Work instructions - The expected output is every line below, reproduced exactly.

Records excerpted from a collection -

======

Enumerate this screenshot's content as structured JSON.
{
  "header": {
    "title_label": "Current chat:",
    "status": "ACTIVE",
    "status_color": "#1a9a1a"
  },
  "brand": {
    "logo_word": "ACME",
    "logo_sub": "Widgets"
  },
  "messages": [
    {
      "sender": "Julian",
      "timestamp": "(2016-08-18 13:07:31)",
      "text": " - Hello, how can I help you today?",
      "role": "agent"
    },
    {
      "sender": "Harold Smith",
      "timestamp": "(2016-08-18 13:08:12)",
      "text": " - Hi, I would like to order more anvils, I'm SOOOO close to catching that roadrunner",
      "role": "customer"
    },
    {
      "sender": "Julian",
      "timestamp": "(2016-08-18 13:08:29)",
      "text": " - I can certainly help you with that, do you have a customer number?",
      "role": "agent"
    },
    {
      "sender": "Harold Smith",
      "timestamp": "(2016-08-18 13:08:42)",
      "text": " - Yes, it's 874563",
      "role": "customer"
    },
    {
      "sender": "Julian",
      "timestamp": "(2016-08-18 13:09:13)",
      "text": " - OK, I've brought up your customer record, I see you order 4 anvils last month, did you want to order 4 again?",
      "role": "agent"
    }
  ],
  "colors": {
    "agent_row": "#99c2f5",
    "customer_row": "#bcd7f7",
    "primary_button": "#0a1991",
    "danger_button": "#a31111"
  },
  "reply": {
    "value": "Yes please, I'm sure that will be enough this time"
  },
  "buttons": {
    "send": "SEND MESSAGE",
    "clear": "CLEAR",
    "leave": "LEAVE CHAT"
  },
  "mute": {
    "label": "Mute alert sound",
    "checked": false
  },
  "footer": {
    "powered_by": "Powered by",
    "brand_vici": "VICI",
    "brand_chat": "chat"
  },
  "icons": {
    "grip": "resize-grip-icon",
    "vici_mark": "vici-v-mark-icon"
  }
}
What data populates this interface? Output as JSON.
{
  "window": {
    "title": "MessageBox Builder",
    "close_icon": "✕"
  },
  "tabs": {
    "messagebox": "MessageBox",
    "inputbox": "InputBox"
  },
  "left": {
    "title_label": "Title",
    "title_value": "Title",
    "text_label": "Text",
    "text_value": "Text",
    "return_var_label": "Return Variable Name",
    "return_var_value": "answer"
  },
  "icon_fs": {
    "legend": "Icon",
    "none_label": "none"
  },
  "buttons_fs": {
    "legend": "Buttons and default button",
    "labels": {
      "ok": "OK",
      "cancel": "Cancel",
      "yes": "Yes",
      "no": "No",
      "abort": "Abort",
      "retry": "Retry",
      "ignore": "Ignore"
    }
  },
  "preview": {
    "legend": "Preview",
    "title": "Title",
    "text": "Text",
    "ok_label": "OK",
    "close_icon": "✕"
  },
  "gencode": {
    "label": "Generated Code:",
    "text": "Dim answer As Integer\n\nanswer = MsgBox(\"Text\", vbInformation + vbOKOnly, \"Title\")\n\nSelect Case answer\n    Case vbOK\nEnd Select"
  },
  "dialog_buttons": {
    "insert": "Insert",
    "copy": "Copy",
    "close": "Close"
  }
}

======

The completed task -
Enumerate this screenshot's content as structured JSON.
{
  "header": {
    "title_label": "Current chat:",
    "status": "ACTIVE",
    "status_color": "#1a9a1a"
  },
  "brand": {
    "logo_word": "ACME",
    "logo_sub": "Widgets"
  },
  "messages": [
    {
      "sender": "Julian",
      "timestamp": "(2016-08-18 13:07:31)",
      "text": " - Hello, how can I help you today?",
      "role": "agent"
    },
    {
      "sender": "Harold Smith",
      "timestamp": "(2016-08-18 13:08:12)",
      "text": " - Hi, I would like to order more anvils, I'm SOOOO close to catching that roadrunner",
      "role": "customer"
    },
    {
      "sender": "Julian",
      "timestamp": "(2016-08-18 13:08:29)",
      "text": " - I can certainly help you with that, do you have a customer number?",
      "role": "agent"
    },
    {
      "sender": "Harold Smith",
      "timestamp": "(2016-08-18 13:08:42)",
      "text": " - Yes, it's 874563",
      "role": "customer"
    },
    {
      "sender": "Julian",
      "timestamp": "(2016-08-18 13:09:13)",
      "text": " - OK, I've brought up your customer record, I see you order 4 anvils last month, did you want to order 4 again?",
      "role": "agent"
    }
  ],
  "colors": {
    "agent_row": "#99c2f5",
    "customer_row": "#bcd7f7",
    "primary_button": "#0a1991",
    "danger_button": "#a31111"
  },
  "reply": {
    "value": "Yes please, I'm sure that will be enough this time"
  },
  "buttons": {
    "send": "SEND MESSAGE",
    "clear": "CLEAR",
    "leave": "LEAVE CHAT"
  },
  "mute": {
    "label": "Mute alert sound",
    "checked": false
  },
  "footer": {
    "powered_by": "Powered by",
    "brand_vici": "VICI",
    "brand_chat": "chat"
  },
  "icons": {
    "grip": "resize-grip-icon",
    "vici_mark": "vici-v-mark-icon"
  }
}
What data populates this interface? Output as JSON.
{
  "window": {
    "title": "MessageBox Builder",
    "close_icon": "✕"
  },
  "tabs": {
    "messagebox": "MessageBox",
    "inputbox": "InputBox"
  },
  "left": {
    "title_label": "Title",
    "title_value": "Title",
    "text_label": "Text",
    "text_value": "Text",
    "return_var_label": "Return Variable Name",
    "return_var_value": "answer"
  },
  "icon_fs": {
    "legend": "Icon",
    "none_label": "none"
  },
  "buttons_fs": {
    "legend": "Buttons and default button",
    "labels": {
      "ok": "OK",
      "cancel": "Cancel",
      "yes": "Yes",
      "no": "No",
      "abort": "Abort",
      "retry": "Retry",
      "ignore": "Ignore"
    }
  },
  "preview": {
    "legend": "Preview",
    "title": "Title",
    "text": "Text",
    "ok_label": "OK",
    "close_icon": "✕"
  },
  "gencode": {
    "label": "Generated Code:",
    "text": "Dim answer As Integer\n\nanswer = MsgBox(\"Text\", vbInformation + vbOKOnly, \"Title\")\n\nSelect Case answer\n    Case vbOK\nEnd Select"
  },
  "dialog_buttons": {
    "insert": "Insert",
    "copy": "Copy",
    "close": "Close"
  }
}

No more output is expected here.